UK companies to report energy use after Brexit
Government aims to cut power use by 20% over the next decade
Large UK companies will be forced to report power use, carbon emissions and energy efficiencies in their annual reports after Brexit, the government has announced.
It forms the central part of a new simplified and streamlined drive to make business and industry improve energy efficiency by 20% by 2030.
A previous company reporting scheme, called the CRC Energy Efficiency Scheme, “was too complex for businesses”, says Reuters, and will be closed.
The new regulations, which are due to come into force from April 2019 after Britain formally leaves the EU, will apply to any UK-based company with more than 250 employees or an annual turnover greater than £36m, the department for Business, Energy and Industrial Strategy said.

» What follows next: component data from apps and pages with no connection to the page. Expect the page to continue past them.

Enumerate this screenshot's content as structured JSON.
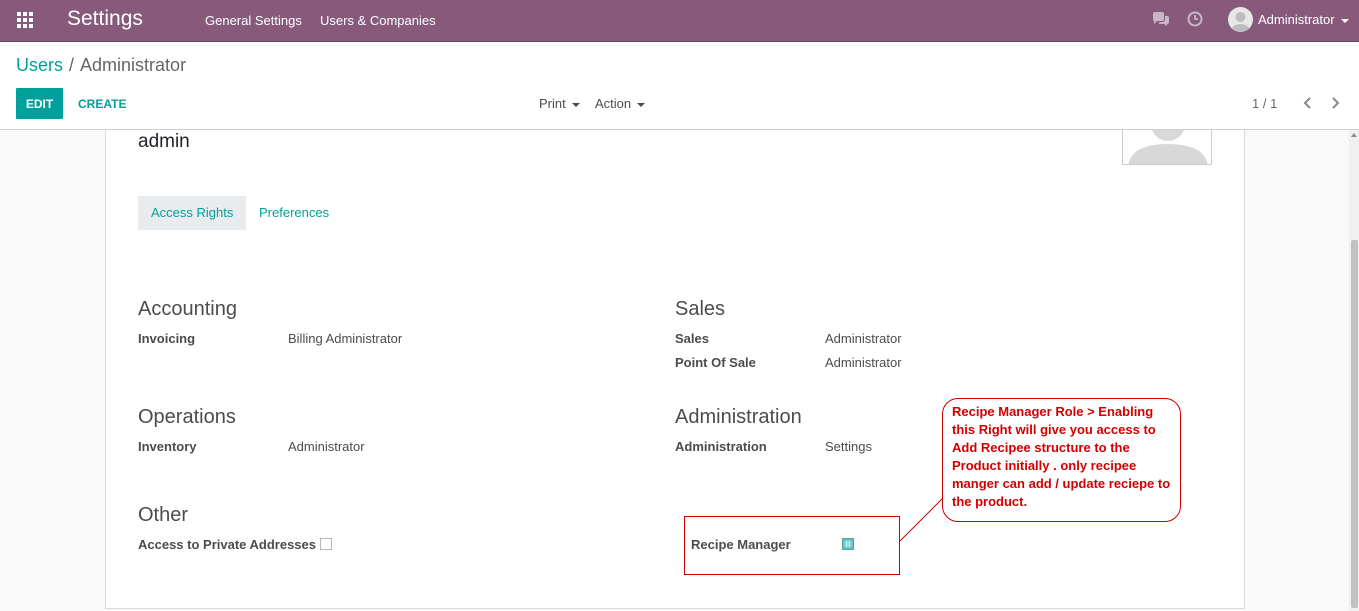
{
  "navbar": {
    "title": "Settings",
    "menu": [
      "General Settings",
      "Users & Companies"
    ],
    "user": "Administrator",
    "icons": [
      "apps-grid-icon",
      "chat-icon",
      "clock-icon",
      "user-avatar-icon"
    ]
  },
  "breadcrumb": {
    "parent": "Users",
    "separator": "/",
    "current": "Administrator"
  },
  "toolbar": {
    "edit": "EDIT",
    "create": "CREATE",
    "print": "Print",
    "action": "Action"
  },
  "pager": {
    "value": "1 / 1"
  },
  "form": {
    "login": "admin",
    "tabs": [
      "Access Rights",
      "Preferences"
    ],
    "groups": {
      "accounting": {
        "title": "Accounting",
        "fields": [
          {
            "label": "Invoicing",
            "value": "Billing Administrator"
          }
        ]
      },
      "sales": {
        "title": "Sales",
        "fields": [
          {
            "label": "Sales",
            "value": "Administrator"
          },
          {
            "label": "Point Of Sale",
            "value": "Administrator"
          }
        ]
      },
      "operations": {
        "title": "Operations",
        "fields": [
          {
            "label": "Inventory",
            "value": "Administrator"
          }
        ]
      },
      "administration": {
        "title": "Administration",
        "fields": [
          {
            "label": "Administration",
            "value": "Settings"
          }
        ]
      },
      "other": {
        "title": "Other",
        "private_addresses_label": "Access to Private Addresses",
        "private_addresses_checked": false
      },
      "recipe": {
        "label": "Recipe Manager",
        "checked": true
      }
    }
  },
  "annotation": {
    "text": "Recipe Manager Role > Enabling this Right will give you access to Add Recipee structure to the Product initially . only recipee manger can add / update reciepe to the product.",
    "color": "#cc0000"
  },
  "colors": {
    "navbar": "#875a7b",
    "accent": "#00a09d"
  }
}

“Mandatory reporting like this will drive behaviour change in business, by raising awareness internally of energy efficiency,” according to Business Green, an environmental news website. The government says boosting transparency will increase the ability of investors to hold companies to account.
The government's Impact Assessment on the change predicts the simplification package is likely to save businesses £20m per year in administration costs, but add £2.1bn in capital costs, mainly due to the increased uptake of energy efficiency measures.